Skateboard GB chair and professional skateboarder Lucy Adams said she is convinced Brown, who has also won the major TV show Junior Dancing With The Stars in the US, will be unfazed by the inevitable media clamour as she targets Tokyo.
Adams told PA: “Sky is competing in senior competitions with a broken arm and still getting to semi-finals. She is absolutely incredible.
“Her result in Nanjing puts her in the top 10 in the world, and she was showing off tricks that can put her in the final of every event.
“With being on Dancing With The Stars she’s got used to being a bit of a celebrity and coping with that kind of media storm. She understands what she’s doing and she just seems to really enjoy it.”
If selected, Brown would become Britain’s youngest summer Olympian and the second youngest overall behind figure skater Cecilia Colledge, who was 11 at the 1932 Winter Games in Lake Placid.
Her unprecedented desire to double up in surfing may be slightly more problematic, given the current domestic selection policy which impels prospective athletes to compete first in a national competition.
But it is understood the British Olympic Association are relaxed about the possibility, deeming it the determination of her respective sports’ selection panels as to whether competing in both events would be feasible.
From a purely skateboarding point of view, Adams believes the profile that her sport will be afforded as a result will serve to bolster its cross-generational reputation, and shatter a few myths about its participants into the bargain.
“Off the back of something like Sky going towards Tokyo and possibly contending for a medal, we should see much more interest and hopefully way more investment,” added Adams.
“It will help do loads of things, like quash that stereotyping of how skateboarding is, and contribute towards establishing new facilities because that’s what we’re really lacking here.

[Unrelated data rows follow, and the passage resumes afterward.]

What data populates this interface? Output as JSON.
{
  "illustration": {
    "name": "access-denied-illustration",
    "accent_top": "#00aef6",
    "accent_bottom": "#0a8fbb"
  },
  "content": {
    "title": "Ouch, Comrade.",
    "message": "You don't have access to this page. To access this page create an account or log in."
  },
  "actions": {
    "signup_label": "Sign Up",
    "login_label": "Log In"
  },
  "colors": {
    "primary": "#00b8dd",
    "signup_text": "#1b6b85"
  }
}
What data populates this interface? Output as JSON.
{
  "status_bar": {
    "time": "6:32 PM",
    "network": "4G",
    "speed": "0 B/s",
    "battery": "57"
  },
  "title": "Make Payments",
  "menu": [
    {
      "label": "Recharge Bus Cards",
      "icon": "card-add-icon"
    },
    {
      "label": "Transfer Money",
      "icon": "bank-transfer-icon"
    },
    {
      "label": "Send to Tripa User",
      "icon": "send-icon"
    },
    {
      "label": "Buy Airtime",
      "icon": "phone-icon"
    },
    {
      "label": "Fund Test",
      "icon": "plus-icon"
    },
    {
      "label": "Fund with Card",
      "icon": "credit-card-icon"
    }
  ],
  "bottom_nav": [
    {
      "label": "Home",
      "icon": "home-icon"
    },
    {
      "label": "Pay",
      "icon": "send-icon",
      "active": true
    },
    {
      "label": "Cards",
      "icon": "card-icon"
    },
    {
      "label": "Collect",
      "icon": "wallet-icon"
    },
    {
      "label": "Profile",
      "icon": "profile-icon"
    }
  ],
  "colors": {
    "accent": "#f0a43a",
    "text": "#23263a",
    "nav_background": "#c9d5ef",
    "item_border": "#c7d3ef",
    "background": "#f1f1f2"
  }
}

“We’re already making progress with the funding bodies who have become a lot more receptive in terms of listening to what really needs to happen to us. Sky is really helping to change that whole perception.”